╭─ Information given

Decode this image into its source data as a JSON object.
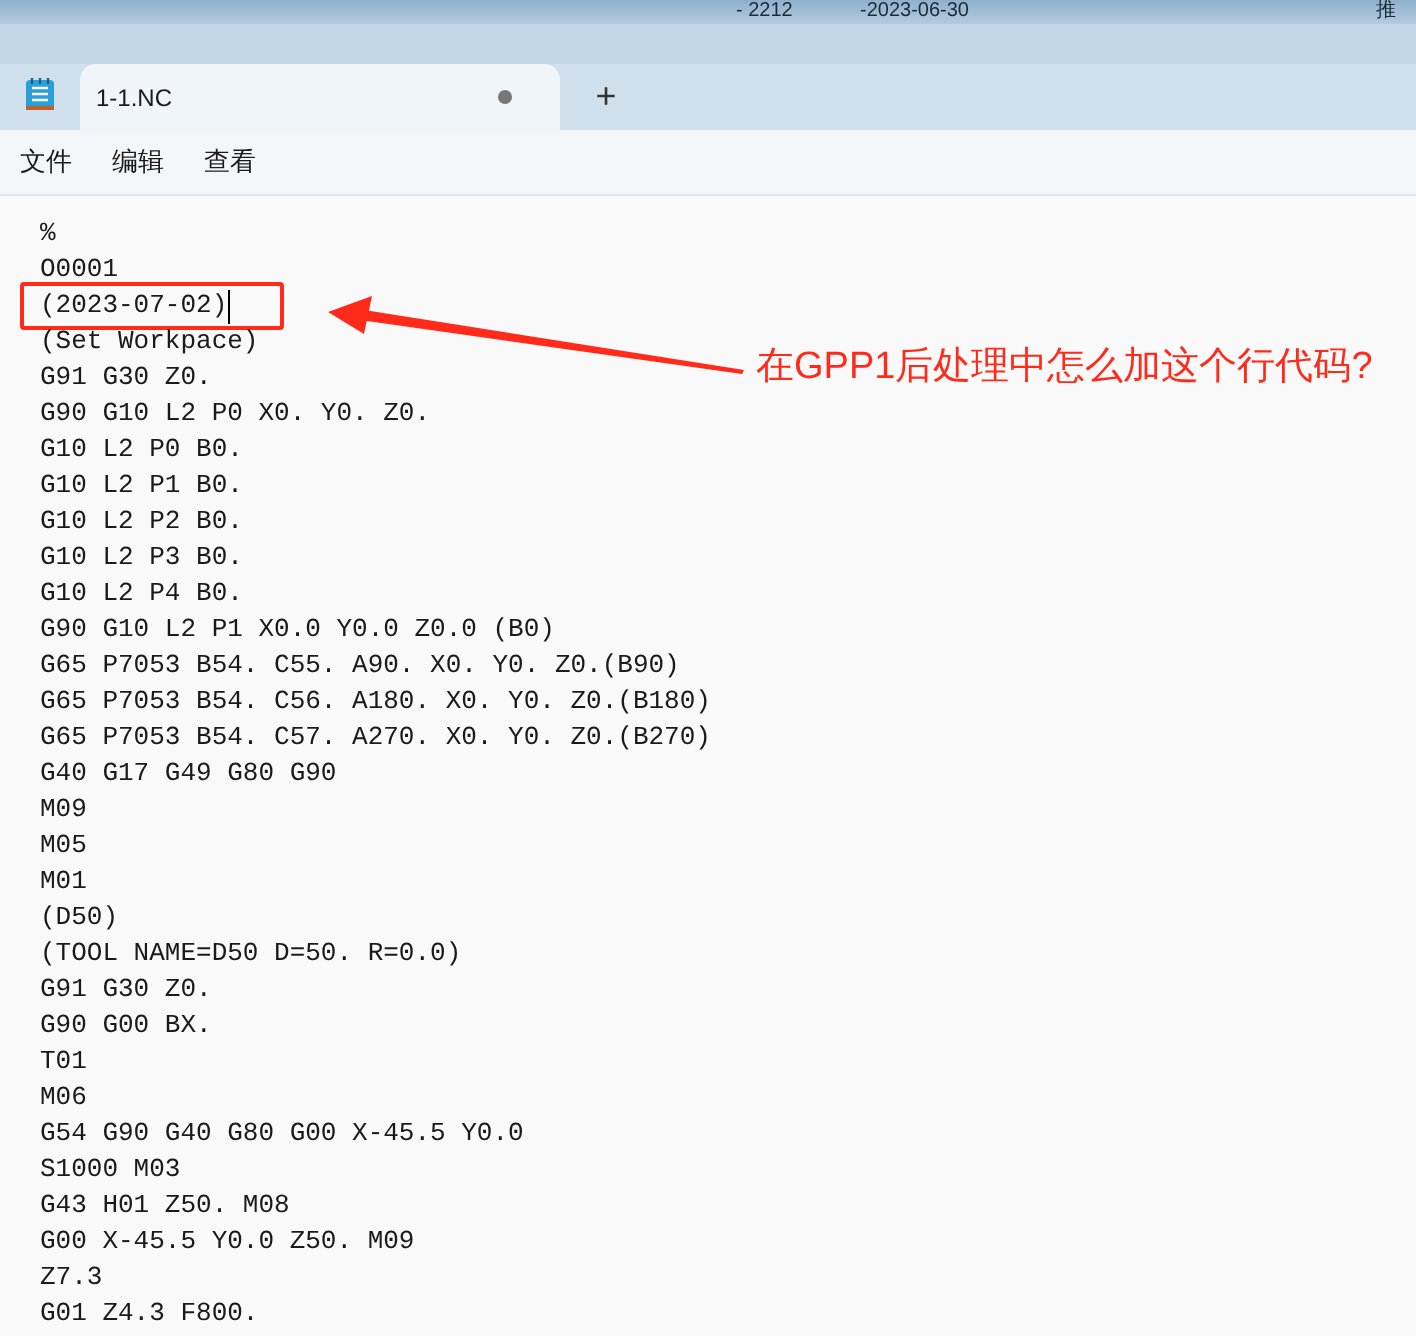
{
  "desktop_bar": {
    "texts": [
      "- 2212",
      "-2023-06-30",
      "推"
    ]
  },
  "tabs": [
    {
      "label": "1-1.NC",
      "selected": true,
      "unsaved": true
    }
  ],
  "new_tab": "+",
  "menu": [
    "文件",
    "编辑",
    "查看"
  ],
  "editor": {
    "lines": [
      "%",
      "O0001",
      {
        "text": "(2023-07-02)",
        "cursor": true,
        "framed": true
      },
      "(Set Workpace)",
      "G91 G30 Z0.",
      "G90 G10 L2 P0 X0. Y0. Z0.",
      "G10 L2 P0 B0.",
      "G10 L2 P1 B0.",
      "G10 L2 P2 B0.",
      "G10 L2 P3 B0.",
      "G10 L2 P4 B0.",
      "G90 G10 L2 P1 X0.0 Y0.0 Z0.0 (B0)",
      "G65 P7053 B54. C55. A90. X0. Y0. Z0.(B90)",
      "G65 P7053 B54. C56. A180. X0. Y0. Z0.(B180)",
      "G65 P7053 B54. C57. A270. X0. Y0. Z0.(B270)",
      "G40 G17 G49 G80 G90",
      "M09",
      "M05",
      "M01",
      "(D50)",
      "(TOOL NAME=D50 D=50. R=0.0)",
      "G91 G30 Z0.",
      "G90 G00 BX.",
      "T01",
      "M06",
      "G54 G90 G40 G80 G00 X-45.5 Y0.0",
      "S1000 M03",
      "G43 H01 Z50. M08",
      "G00 X-45.5 Y0.0 Z50. M09",
      "Z7.3",
      "G01 Z4.3 F800."
    ]
  },
  "annotation": {
    "text": "在GPP1后处理中怎么加这个行代码?"
  }
}
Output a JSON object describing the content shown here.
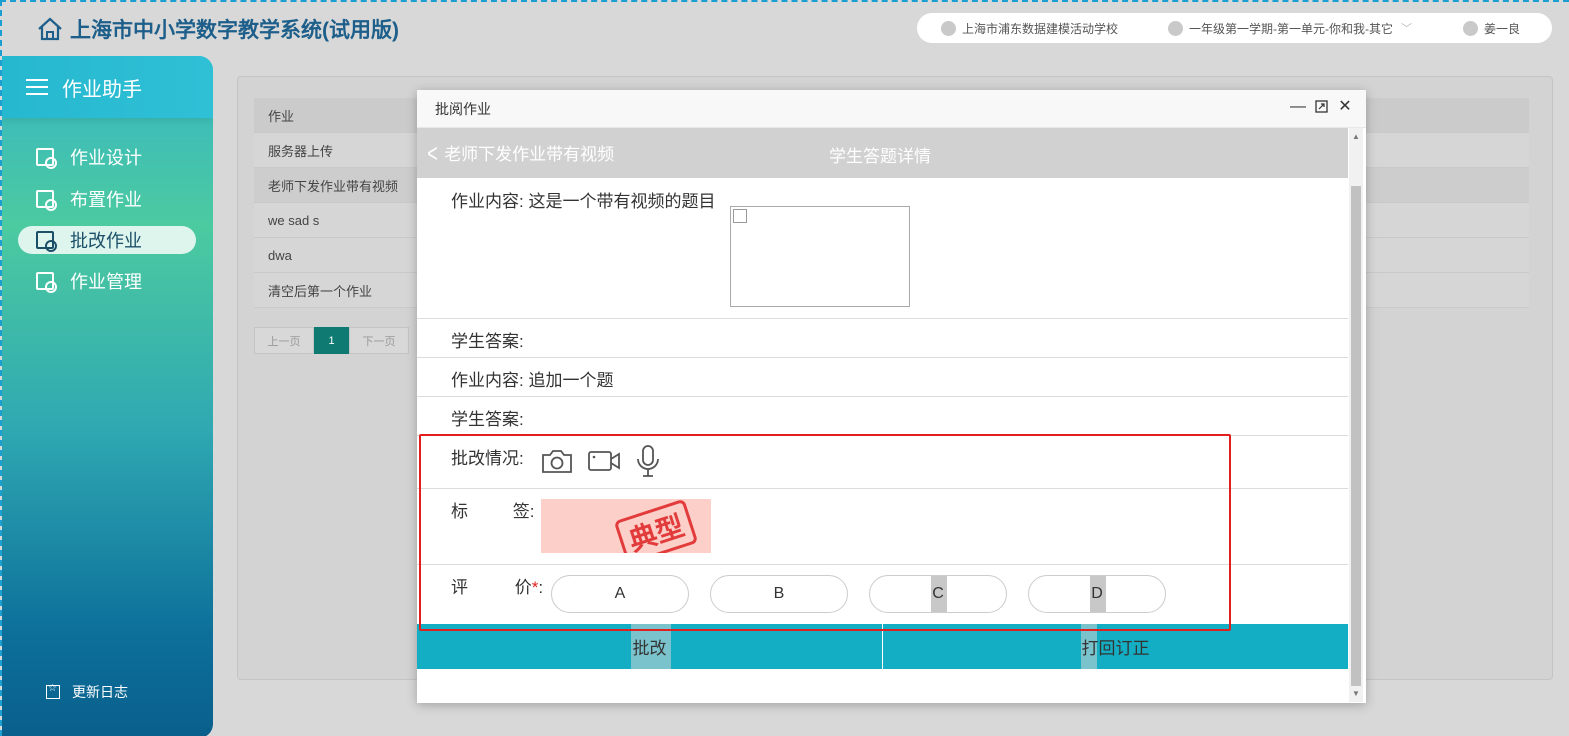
{
  "header": {
    "app_title": "上海市中小学数字教学系统(试用版)",
    "school": "上海市浦东数据建模活动学校",
    "term": "一年级第一学期-第一单元-你和我-其它",
    "user": "姜一良"
  },
  "sidebar": {
    "title": "作业助手",
    "items": [
      {
        "label": "作业设计"
      },
      {
        "label": "布置作业"
      },
      {
        "label": "批改作业"
      },
      {
        "label": "作业管理"
      }
    ],
    "footer": "更新日志"
  },
  "background": {
    "table_header": "作业",
    "rows": [
      "服务器上传",
      "老师下发作业带有视频",
      "we sad s",
      "dwa",
      "清空后第一个作业"
    ],
    "pager": {
      "prev": "上一页",
      "current": "1",
      "next": "下一页"
    }
  },
  "modal": {
    "title": "批阅作业",
    "back_label": "老师下发作业带有视频",
    "nav_title": "学生答题详情",
    "q1_label": "作业内容:",
    "q1_text": "这是一个带有视频的题目",
    "a1_label": "学生答案:",
    "q2_label": "作业内容:",
    "q2_text": "追加一个题",
    "a2_label": "学生答案:",
    "grading_label": "批改情况:",
    "tag_label_a": "标",
    "tag_label_b": "签:",
    "tag_stamp": "典型",
    "eval_label_a": "评",
    "eval_label_b": "价",
    "eval_required": "*",
    "eval_colon": ":",
    "grades": [
      "A",
      "B",
      "C",
      "D"
    ],
    "approve_label": "批改",
    "return_label": "打回订正"
  }
}
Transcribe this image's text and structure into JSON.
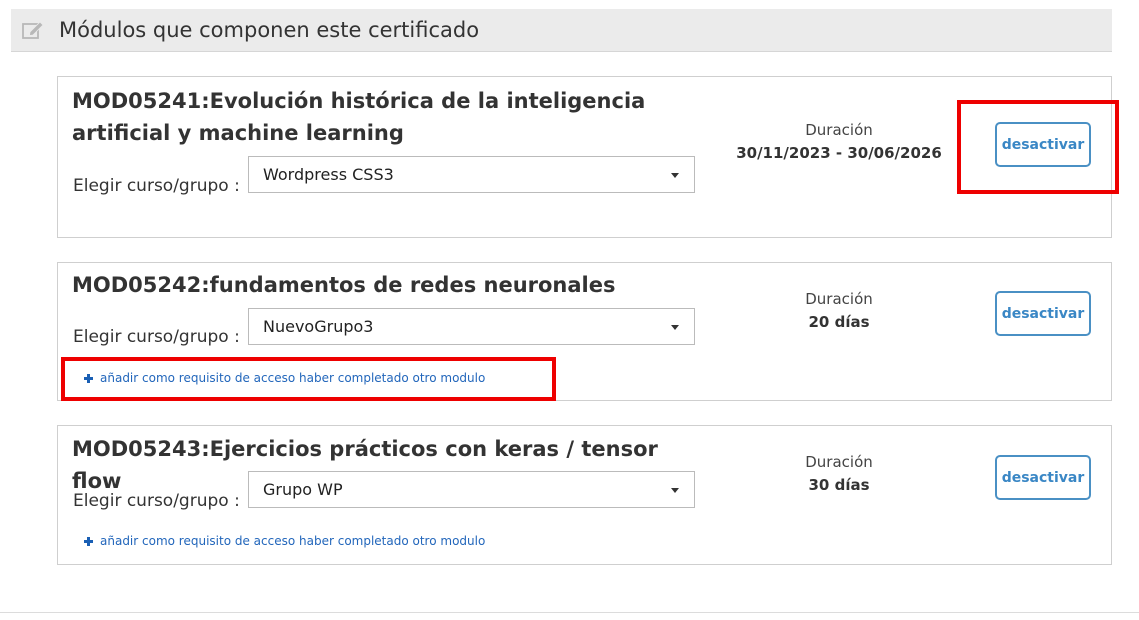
{
  "header": {
    "title": "Módulos que componen este certificado",
    "icon": "edit-icon"
  },
  "modules": [
    {
      "code_title": "MOD05241:Evolución histórica de la inteligencia artificial y machine learning",
      "choose_label": "Elegir curso/grupo :",
      "selected_group": "Wordpress CSS3",
      "duration_label": "Duración",
      "duration_value": "30/11/2023 - 30/06/2026",
      "deactivate_label": "desactivar"
    },
    {
      "code_title": "MOD05242:fundamentos de redes neuronales",
      "choose_label": "Elegir curso/grupo :",
      "selected_group": "NuevoGrupo3",
      "duration_label": "Duración",
      "duration_value": "20 días",
      "deactivate_label": "desactivar",
      "add_requirement_label": "añadir como requisito de acceso haber completado otro modulo"
    },
    {
      "code_title": "MOD05243:Ejercicios prácticos con keras / tensor flow",
      "choose_label": "Elegir curso/grupo :",
      "selected_group": "Grupo WP",
      "duration_label": "Duración",
      "duration_value": "30 días",
      "deactivate_label": "desactivar",
      "add_requirement_label": "añadir como requisito de acceso haber completado otro modulo"
    }
  ],
  "colors": {
    "accent": "#3a87c5",
    "link": "#2266bb",
    "highlight": "#ee0000"
  }
}
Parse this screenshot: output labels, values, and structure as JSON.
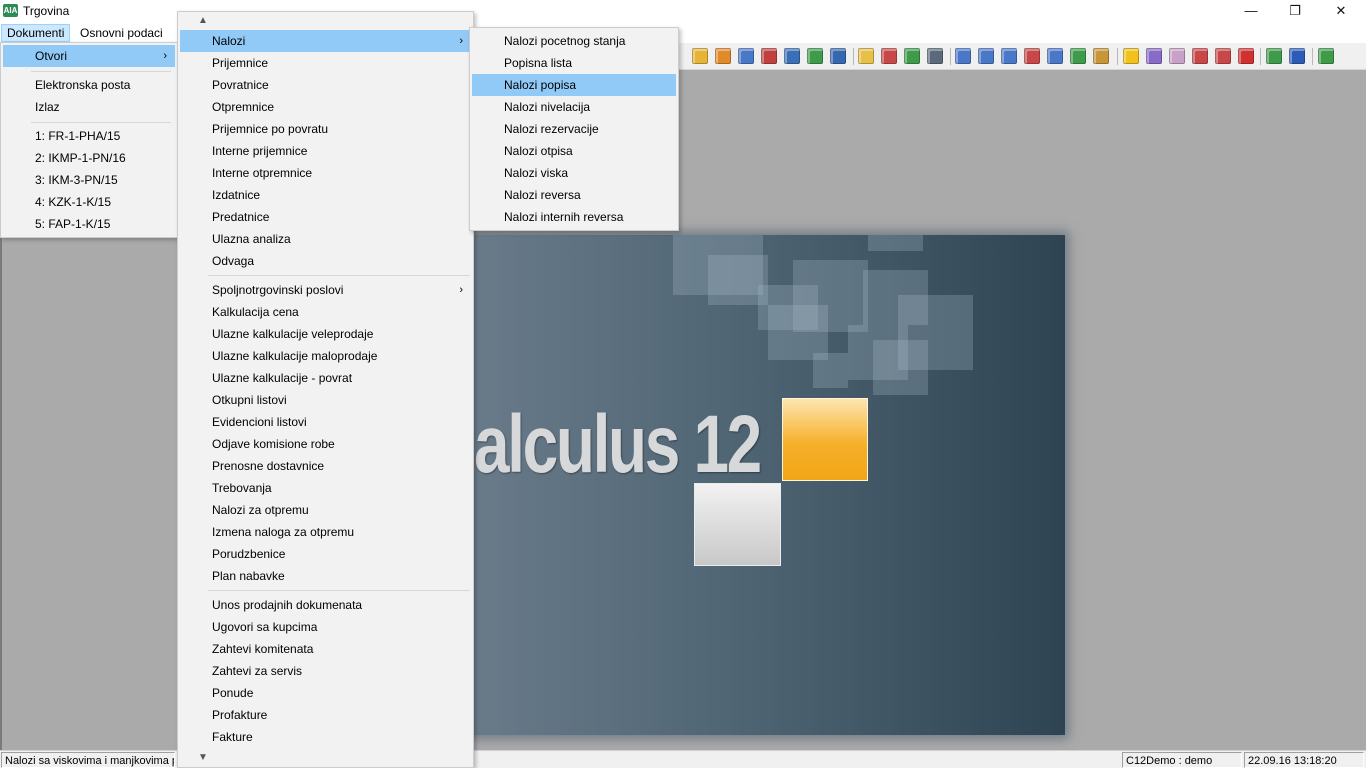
{
  "window": {
    "title": "Trgovina",
    "icon_label": "AIA",
    "minimize": "—",
    "restore": "❐",
    "close": "✕"
  },
  "menubar": {
    "items": [
      "Dokumenti",
      "Osnovni podaci"
    ]
  },
  "dokumenti_menu": {
    "items": [
      "Otvori",
      "Elektronska posta",
      "Izlaz",
      "1: FR-1-PHA/15",
      "2: IKMP-1-PN/16",
      "3: IKM-3-PN/15",
      "4: KZK-1-K/15",
      "5: FAP-1-K/15"
    ]
  },
  "otvori_menu": {
    "items": [
      "Nalozi",
      "Prijemnice",
      "Povratnice",
      "Otpremnice",
      "Prijemnice po povratu",
      "Interne prijemnice",
      "Interne otpremnice",
      "Izdatnice",
      "Predatnice",
      "Ulazna analiza",
      "Odvaga",
      "Spoljnotrgovinski poslovi",
      "Kalkulacija cena",
      "Ulazne kalkulacije veleprodaje",
      "Ulazne kalkulacije maloprodaje",
      "Ulazne kalkulacije - povrat",
      "Otkupni listovi",
      "Evidencioni listovi",
      "Odjave komisione robe",
      "Prenosne dostavnice",
      "Trebovanja",
      "Nalozi za otpremu",
      "Izmena naloga za otpremu",
      "Porudzbenice",
      "Plan nabavke",
      "Unos prodajnih dokumenata",
      "Ugovori sa kupcima",
      "Zahtevi komitenata",
      "Zahtevi za servis",
      "Ponude",
      "Profakture",
      "Fakture"
    ],
    "scroll_up": "▲",
    "scroll_down": "▼"
  },
  "nalozi_menu": {
    "items": [
      "Nalozi pocetnog stanja",
      "Popisna lista",
      "Nalozi popisa",
      "Nalozi nivelacija",
      "Nalozi rezervacije",
      "Nalozi otpisa",
      "Nalozi viska",
      "Nalozi reversa",
      "Nalozi internih reversa"
    ],
    "highlighted": "Nalozi popisa"
  },
  "splash": {
    "text": "alculus 12"
  },
  "statusbar": {
    "hint": "Nalozi sa viskovima i manjkovima po",
    "user": "C12Demo : demo",
    "datetime": "22.09.16 13:18:20"
  },
  "toolbar": {
    "icons": [
      "mail-icon",
      "edit-icon",
      "new-doc-icon",
      "delete-doc-icon",
      "save-icon",
      "export-icon",
      "edit-list-icon",
      "folder-icon",
      "inbox-icon",
      "exchange-icon",
      "calendar-icon",
      "window-icon",
      "layout-icon",
      "copy-icon",
      "print-icon",
      "preview-icon",
      "stats-icon",
      "archive-icon",
      "bulb-icon",
      "settings-icon",
      "tag-icon",
      "calc-icon",
      "currency-icon",
      "heart-icon",
      "refresh-icon",
      "help-icon",
      "exit-icon"
    ],
    "colors": [
      "#e6b437",
      "#e08a2a",
      "#4a78c8",
      "#c04040",
      "#3a6fb5",
      "#3d9b4a",
      "#3566b0",
      "#e8c048",
      "#c84848",
      "#3d9b4a",
      "#5a6a7a",
      "#4a78c8",
      "#4a78c8",
      "#4a78c8",
      "#c84848",
      "#4a78c8",
      "#3d9b4a",
      "#c89638",
      "#f2c21a",
      "#8a6ac8",
      "#c8a0c8",
      "#c84848",
      "#c84848",
      "#d03030",
      "#3d9b4a",
      "#2a5cb8",
      "#3d9b4a"
    ]
  }
}
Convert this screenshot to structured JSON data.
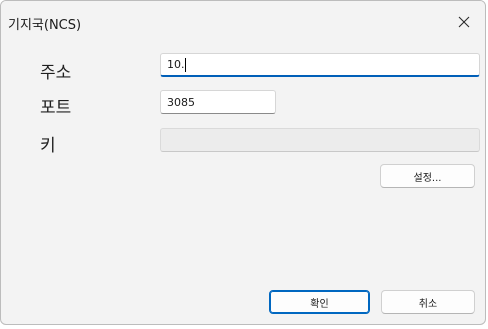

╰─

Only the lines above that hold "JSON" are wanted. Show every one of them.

Decode this image into its source data as a JSON object.
Output a JSON object describing the content shown here.
Transcribe this image's text and structure into JSON.
Parse this screenshot: output labels, values, and structure as JSON.
Convert this screenshot to structured JSON data.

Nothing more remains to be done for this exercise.